Methods Our present study included a total of 82,672 US women who provided repeated data on alcohol intake over the followup period (1991–2005). Self-reported PsA was validated using the Psoriatic Arthritis Screening and Evaluation (PASE) questionnaire. Cox proportional hazards models were used to estimate the age-adjusted and multivariate-adjusted HR and 95% CI for the PsA in association with alcohol intake.
Results We documented 141 incident PsA cases during 14 years (1,137,763 person-yrs) of followup. Compared to non-drinkers, the multivariate HR for PsA were 0.70 (95% CI 0.48–1.01) for 0.1–14.9 g/day, 1.43 (95% CI 0.67–3.08) for 15.0–29.9 g/day, and 4.45 (95% CI 2.07–9.59) for ≥ 30.0 g/day of cumulative average alcohol intake. Risk estimates were generally consistent when using updated alcohol intake and baseline alcohol intake in 1991 as the exposures, and when the analysis was restricted to those who developed psoriasis during the followup.

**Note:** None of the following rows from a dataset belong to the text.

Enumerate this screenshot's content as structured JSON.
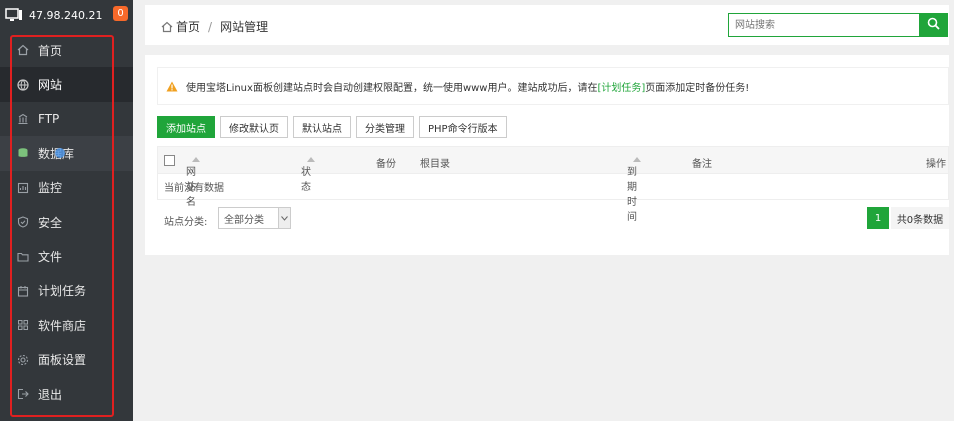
{
  "server": {
    "ip": "47.98.240.21",
    "badge": "0"
  },
  "nav": [
    {
      "label": "首页",
      "icon": "home-icon"
    },
    {
      "label": "网站",
      "icon": "globe-icon"
    },
    {
      "label": "FTP",
      "icon": "ftp-icon"
    },
    {
      "label": "数据库",
      "icon": "database-icon"
    },
    {
      "label": "监控",
      "icon": "monitor-icon"
    },
    {
      "label": "安全",
      "icon": "shield-icon"
    },
    {
      "label": "文件",
      "icon": "folder-icon"
    },
    {
      "label": "计划任务",
      "icon": "calendar-icon"
    },
    {
      "label": "软件商店",
      "icon": "grid-icon"
    },
    {
      "label": "面板设置",
      "icon": "gear-icon"
    },
    {
      "label": "退出",
      "icon": "logout-icon"
    }
  ],
  "breadcrumb": {
    "home": "首页",
    "sep": "/",
    "current": "网站管理"
  },
  "search": {
    "placeholder": "网站搜索"
  },
  "alert": {
    "prefix": "使用宝塔Linux面板创建站点时会自动创建权限配置，统一使用www用户。建站成功后，请在",
    "link": "[计划任务]",
    "suffix": "页面添加定时备份任务!"
  },
  "toolbar": {
    "add_site": "添加站点",
    "edit_default": "修改默认页",
    "default_site": "默认站点",
    "category": "分类管理",
    "php_cli": "PHP命令行版本"
  },
  "table": {
    "headers": {
      "name": "网站名",
      "status": "状态",
      "backup": "备份",
      "root": "根目录",
      "expire": "到期时间",
      "note": "备注",
      "action": "操作"
    },
    "empty": "当前没有数据"
  },
  "footer": {
    "category_label": "站点分类:",
    "category_value": "全部分类",
    "page": "1",
    "total": "共0条数据"
  },
  "colors": {
    "accent": "#20a53a",
    "sidebar": "#33373b",
    "badge": "#f7692a",
    "highlight": "#e02020"
  }
}
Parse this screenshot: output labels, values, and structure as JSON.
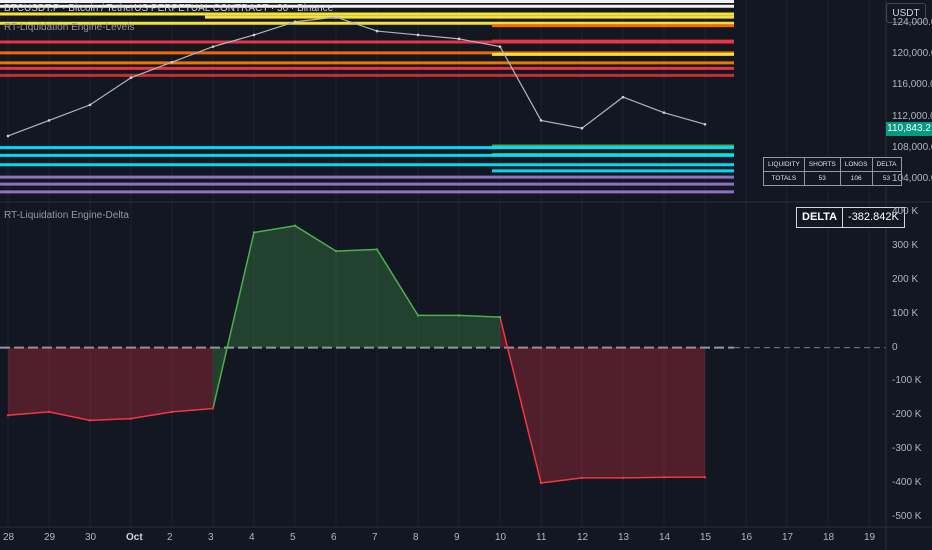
{
  "header": {
    "title": "BTCUSDT.P · Bitcoin / TetherUS PERPETUAL CONTRACT · 30 · Binance",
    "indicator_levels": "RT-Liquidation Engine-Levels",
    "indicator_delta": "RT-Liquidation Engine-Delta",
    "currency_button": "USDT"
  },
  "price_axis": {
    "ticks": [
      "124,000.0",
      "120,000.0",
      "116,000.0",
      "112,000.0",
      "108,000.0",
      "104,000.0"
    ],
    "last_price": "110,843.2"
  },
  "delta_axis": {
    "ticks": [
      "400 K",
      "300 K",
      "200 K",
      "100 K",
      "0",
      "-100 K",
      "-200 K",
      "-300 K",
      "-400 K",
      "-500 K"
    ]
  },
  "time_axis": {
    "ticks": [
      "28",
      "29",
      "30",
      "Oct",
      "2",
      "3",
      "4",
      "5",
      "6",
      "7",
      "8",
      "9",
      "10",
      "11",
      "12",
      "13",
      "14",
      "15",
      "16",
      "17",
      "18",
      "19"
    ]
  },
  "delta_readout": {
    "label": "DELTA",
    "value": "-382.842K"
  },
  "liquidity_table": {
    "headers": [
      "LIQUIDITY",
      "SHORTS",
      "LONGS",
      "DELTA"
    ],
    "rows": [
      [
        "TOTALS",
        "53",
        "106",
        "53"
      ]
    ]
  },
  "colors": {
    "background": "#131722",
    "up": "#4caf50",
    "down": "#f23645",
    "last_price_badge": "#089981"
  },
  "chart_data": [
    {
      "type": "line",
      "title": "BTCUSDT.P · Bitcoin / TetherUS PERPETUAL CONTRACT · 30 · Binance",
      "x": [
        "28",
        "29",
        "30",
        "Oct",
        "2",
        "3",
        "4",
        "5",
        "6",
        "7",
        "8",
        "9",
        "10",
        "11",
        "12",
        "13",
        "14",
        "15"
      ],
      "series": [
        {
          "values": [
            109500,
            111500,
            113500,
            117000,
            119000,
            121000,
            122500,
            124200,
            124800,
            123000,
            122500,
            122000,
            121000,
            111500,
            110500,
            114500,
            112500,
            111000
          ]
        }
      ],
      "ylim": [
        101000,
        127000
      ],
      "liquidation_levels": [
        {
          "from": "28",
          "price": 126800,
          "color": "#ffffff"
        },
        {
          "from": "28",
          "price": 126200,
          "color": "#ffffff"
        },
        {
          "from": "28",
          "price": 125200,
          "color": "#ffeb3b"
        },
        {
          "from": "3",
          "price": 124800,
          "color": "#ffeb3b"
        },
        {
          "from": "28",
          "price": 124000,
          "color": "#ffeb3b"
        },
        {
          "from": "28",
          "price": 121600,
          "color": "#f23645"
        },
        {
          "from": "28",
          "price": 120200,
          "color": "#ff6d00"
        },
        {
          "from": "28",
          "price": 118900,
          "color": "#f57c00"
        },
        {
          "from": "28",
          "price": 118200,
          "color": "#f23645"
        },
        {
          "from": "28",
          "price": 117300,
          "color": "#d32f2f"
        },
        {
          "from": "10",
          "price": 123700,
          "color": "#ff6d00"
        },
        {
          "from": "10",
          "price": 121700,
          "color": "#f23645"
        },
        {
          "from": "10",
          "price": 120000,
          "color": "#ffeb3b"
        },
        {
          "from": "10",
          "price": 108200,
          "color": "#4caf50"
        },
        {
          "from": "10",
          "price": 107100,
          "color": "#00e676"
        },
        {
          "from": "10",
          "price": 105000,
          "color": "#00e5ff"
        },
        {
          "from": "28",
          "price": 108000,
          "color": "#00e5ff"
        },
        {
          "from": "28",
          "price": 107000,
          "color": "#00e5ff"
        },
        {
          "from": "28",
          "price": 105800,
          "color": "#00e5ff"
        },
        {
          "from": "28",
          "price": 104200,
          "color": "#9575cd"
        },
        {
          "from": "28",
          "price": 103300,
          "color": "#9575cd"
        },
        {
          "from": "28",
          "price": 102300,
          "color": "#9575cd"
        }
      ]
    },
    {
      "type": "area",
      "title": "RT-Liquidation Engine-Delta",
      "x": [
        "28",
        "29",
        "30",
        "Oct",
        "2",
        "3",
        "4",
        "5",
        "6",
        "7",
        "8",
        "9",
        "10",
        "11",
        "12",
        "13",
        "14",
        "15"
      ],
      "series": [
        {
          "name": "DELTA",
          "values": [
            -200000,
            -190000,
            -215000,
            -210000,
            -190000,
            -180000,
            340000,
            360000,
            285000,
            290000,
            95000,
            95000,
            90000,
            -400000,
            -385000,
            -385000,
            -383000,
            -382842
          ]
        }
      ],
      "ylim": [
        -530000,
        430000
      ],
      "zero_line": true
    }
  ]
}
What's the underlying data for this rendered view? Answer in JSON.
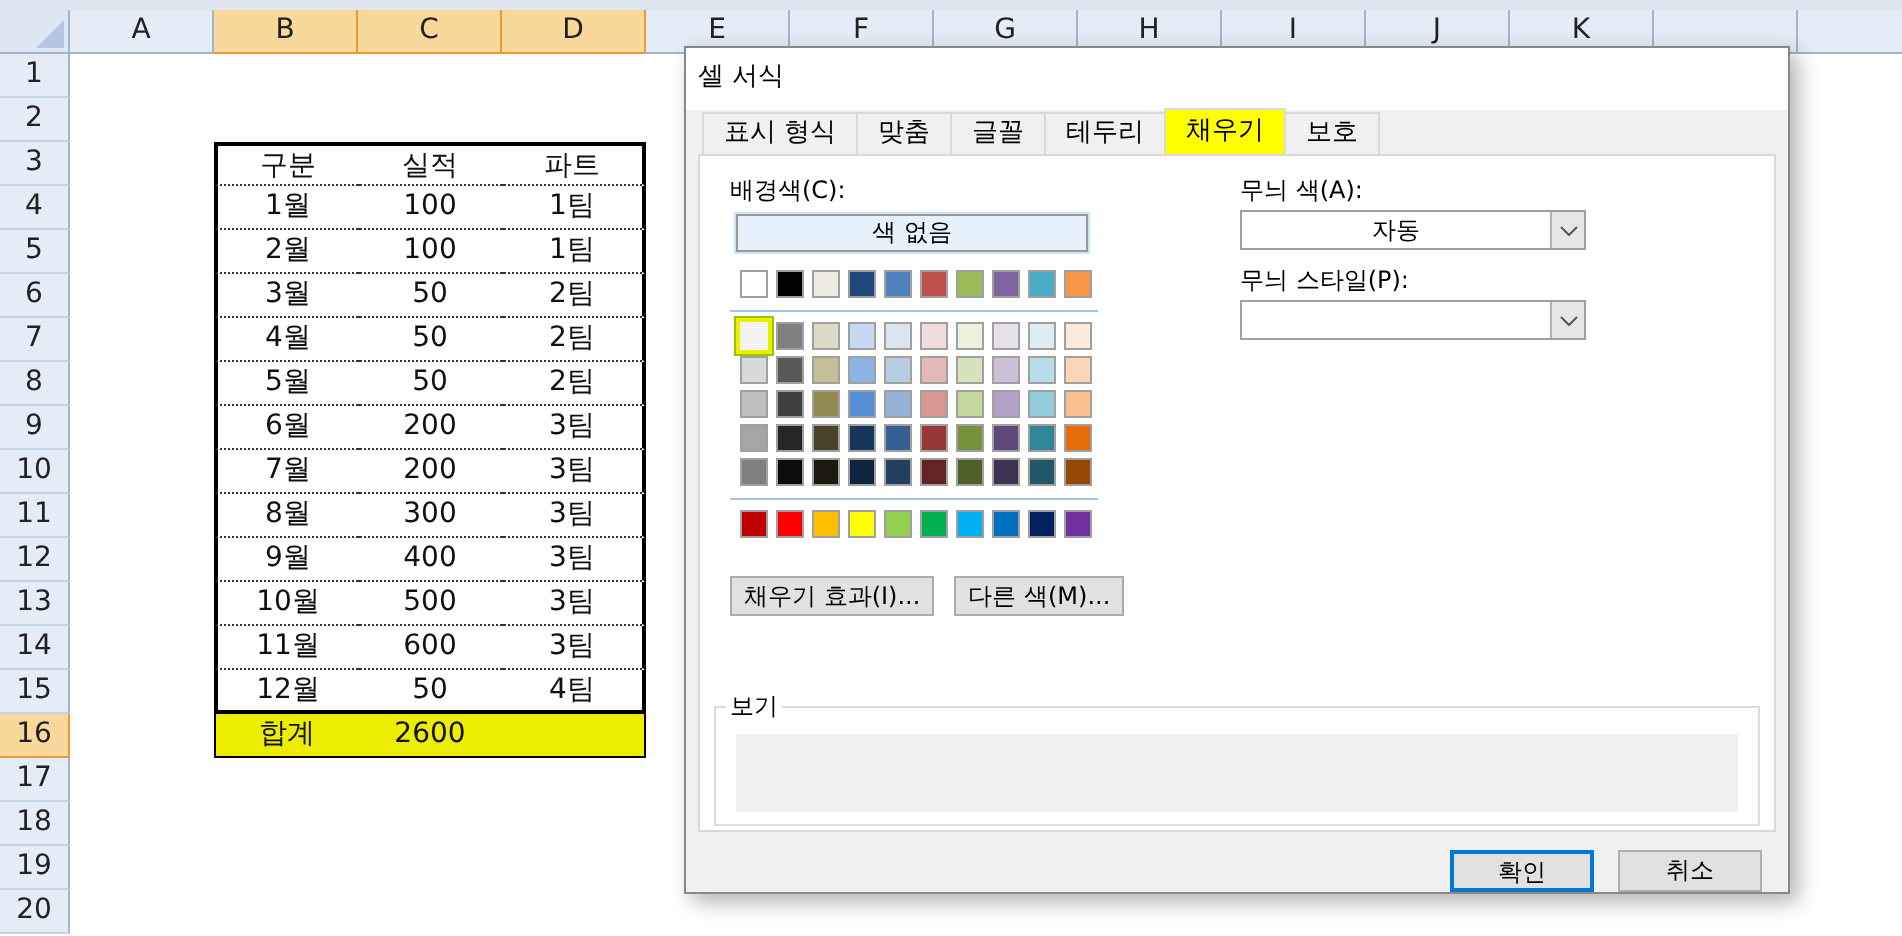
{
  "sheet": {
    "columns": [
      {
        "label": "A",
        "selected": false
      },
      {
        "label": "B",
        "selected": true
      },
      {
        "label": "C",
        "selected": true
      },
      {
        "label": "D",
        "selected": true
      },
      {
        "label": "E",
        "selected": false
      },
      {
        "label": "F",
        "selected": false
      },
      {
        "label": "G",
        "selected": false
      },
      {
        "label": "H",
        "selected": false
      },
      {
        "label": "I",
        "selected": false
      },
      {
        "label": "J",
        "selected": false
      },
      {
        "label": "K",
        "selected": false
      }
    ],
    "rows": [
      {
        "label": "1",
        "selected": false
      },
      {
        "label": "2",
        "selected": false
      },
      {
        "label": "3",
        "selected": false
      },
      {
        "label": "4",
        "selected": false
      },
      {
        "label": "5",
        "selected": false
      },
      {
        "label": "6",
        "selected": false
      },
      {
        "label": "7",
        "selected": false
      },
      {
        "label": "8",
        "selected": false
      },
      {
        "label": "9",
        "selected": false
      },
      {
        "label": "10",
        "selected": false
      },
      {
        "label": "11",
        "selected": false
      },
      {
        "label": "12",
        "selected": false
      },
      {
        "label": "13",
        "selected": false
      },
      {
        "label": "14",
        "selected": false
      },
      {
        "label": "15",
        "selected": false
      },
      {
        "label": "16",
        "selected": true
      },
      {
        "label": "17",
        "selected": false
      },
      {
        "label": "18",
        "selected": false
      },
      {
        "label": "19",
        "selected": false
      },
      {
        "label": "20",
        "selected": false
      }
    ]
  },
  "table": {
    "header": [
      "구분",
      "실적",
      "파트"
    ],
    "rows": [
      [
        "1월",
        "100",
        "1팀"
      ],
      [
        "2월",
        "100",
        "1팀"
      ],
      [
        "3월",
        "50",
        "2팀"
      ],
      [
        "4월",
        "50",
        "2팀"
      ],
      [
        "5월",
        "50",
        "2팀"
      ],
      [
        "6월",
        "200",
        "3팀"
      ],
      [
        "7월",
        "200",
        "3팀"
      ],
      [
        "8월",
        "300",
        "3팀"
      ],
      [
        "9월",
        "400",
        "3팀"
      ],
      [
        "10월",
        "500",
        "3팀"
      ],
      [
        "11월",
        "600",
        "3팀"
      ],
      [
        "12월",
        "50",
        "4팀"
      ]
    ],
    "total": {
      "cells": [
        "합계",
        "2600"
      ],
      "highlighted": true
    }
  },
  "dialog": {
    "title": "셀 서식",
    "tabs": [
      {
        "label": "표시 형식",
        "selected": false
      },
      {
        "label": "맞춤",
        "selected": false
      },
      {
        "label": "글꼴",
        "selected": false
      },
      {
        "label": "테두리",
        "selected": false
      },
      {
        "label": "채우기",
        "selected": true
      },
      {
        "label": "보호",
        "selected": false
      }
    ],
    "background_label": "배경색(C):",
    "no_color_button": "색 없음",
    "theme_colors": [
      {
        "color": "#ffffff",
        "selected": false
      },
      {
        "color": "#000000",
        "selected": false
      },
      {
        "color": "#eeece1",
        "selected": false
      },
      {
        "color": "#1f497d",
        "selected": false
      },
      {
        "color": "#4f81bd",
        "selected": false
      },
      {
        "color": "#c0504d",
        "selected": false
      },
      {
        "color": "#9bbb59",
        "selected": false
      },
      {
        "color": "#8064a2",
        "selected": false
      },
      {
        "color": "#4bacc6",
        "selected": false
      },
      {
        "color": "#f79646",
        "selected": false
      }
    ],
    "shade_rows": [
      [
        {
          "color": "#f2f2f2",
          "selected": true
        },
        {
          "color": "#7f7f7f",
          "selected": false
        },
        {
          "color": "#ddd9c3",
          "selected": false
        },
        {
          "color": "#c6d9f0",
          "selected": false
        },
        {
          "color": "#dbe5f1",
          "selected": false
        },
        {
          "color": "#f2dcdb",
          "selected": false
        },
        {
          "color": "#ebf1dd",
          "selected": false
        },
        {
          "color": "#e5e0ec",
          "selected": false
        },
        {
          "color": "#dbeef3",
          "selected": false
        },
        {
          "color": "#fdeada",
          "selected": false
        }
      ],
      [
        {
          "color": "#d8d8d8",
          "selected": false
        },
        {
          "color": "#595959",
          "selected": false
        },
        {
          "color": "#c4bd97",
          "selected": false
        },
        {
          "color": "#8db3e2",
          "selected": false
        },
        {
          "color": "#b8cce4",
          "selected": false
        },
        {
          "color": "#e5b9b7",
          "selected": false
        },
        {
          "color": "#d7e3bc",
          "selected": false
        },
        {
          "color": "#ccc1d9",
          "selected": false
        },
        {
          "color": "#b7dde8",
          "selected": false
        },
        {
          "color": "#fbd5b5",
          "selected": false
        }
      ],
      [
        {
          "color": "#bfbfbf",
          "selected": false
        },
        {
          "color": "#3f3f3f",
          "selected": false
        },
        {
          "color": "#938953",
          "selected": false
        },
        {
          "color": "#548dd4",
          "selected": false
        },
        {
          "color": "#95b3d7",
          "selected": false
        },
        {
          "color": "#d99694",
          "selected": false
        },
        {
          "color": "#c3d69b",
          "selected": false
        },
        {
          "color": "#b2a2c7",
          "selected": false
        },
        {
          "color": "#92cddc",
          "selected": false
        },
        {
          "color": "#fac08f",
          "selected": false
        }
      ],
      [
        {
          "color": "#a5a5a5",
          "selected": false
        },
        {
          "color": "#262626",
          "selected": false
        },
        {
          "color": "#494429",
          "selected": false
        },
        {
          "color": "#17365d",
          "selected": false
        },
        {
          "color": "#366092",
          "selected": false
        },
        {
          "color": "#953734",
          "selected": false
        },
        {
          "color": "#76923c",
          "selected": false
        },
        {
          "color": "#5f497a",
          "selected": false
        },
        {
          "color": "#31859b",
          "selected": false
        },
        {
          "color": "#e36c09",
          "selected": false
        }
      ],
      [
        {
          "color": "#7f7f7f",
          "selected": false
        },
        {
          "color": "#0c0c0c",
          "selected": false
        },
        {
          "color": "#1d1b10",
          "selected": false
        },
        {
          "color": "#0f243e",
          "selected": false
        },
        {
          "color": "#244061",
          "selected": false
        },
        {
          "color": "#632423",
          "selected": false
        },
        {
          "color": "#4f6128",
          "selected": false
        },
        {
          "color": "#3f3151",
          "selected": false
        },
        {
          "color": "#205867",
          "selected": false
        },
        {
          "color": "#974806",
          "selected": false
        }
      ]
    ],
    "standard_colors": [
      {
        "color": "#c00000",
        "selected": false
      },
      {
        "color": "#ff0000",
        "selected": false
      },
      {
        "color": "#ffc000",
        "selected": false
      },
      {
        "color": "#ffff00",
        "selected": false
      },
      {
        "color": "#92d050",
        "selected": false
      },
      {
        "color": "#00b050",
        "selected": false
      },
      {
        "color": "#00b0f0",
        "selected": false
      },
      {
        "color": "#0070c0",
        "selected": false
      },
      {
        "color": "#002060",
        "selected": false
      },
      {
        "color": "#7030a0",
        "selected": false
      }
    ],
    "fill_effects_button": "채우기 효과(I)...",
    "more_colors_button": "다른 색(M)...",
    "pattern_color": {
      "label": "무늬 색(A):",
      "value": "자동"
    },
    "pattern_style": {
      "label": "무늬 스타일(P):"
    },
    "preview_label": "보기",
    "buttons": [
      {
        "label": "확인",
        "kind": "default"
      },
      {
        "label": "취소",
        "kind": "normal"
      }
    ]
  }
}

Conclusion Excessive alcohol intake was associated with an increased risk of incident PsA in a cohort of US women.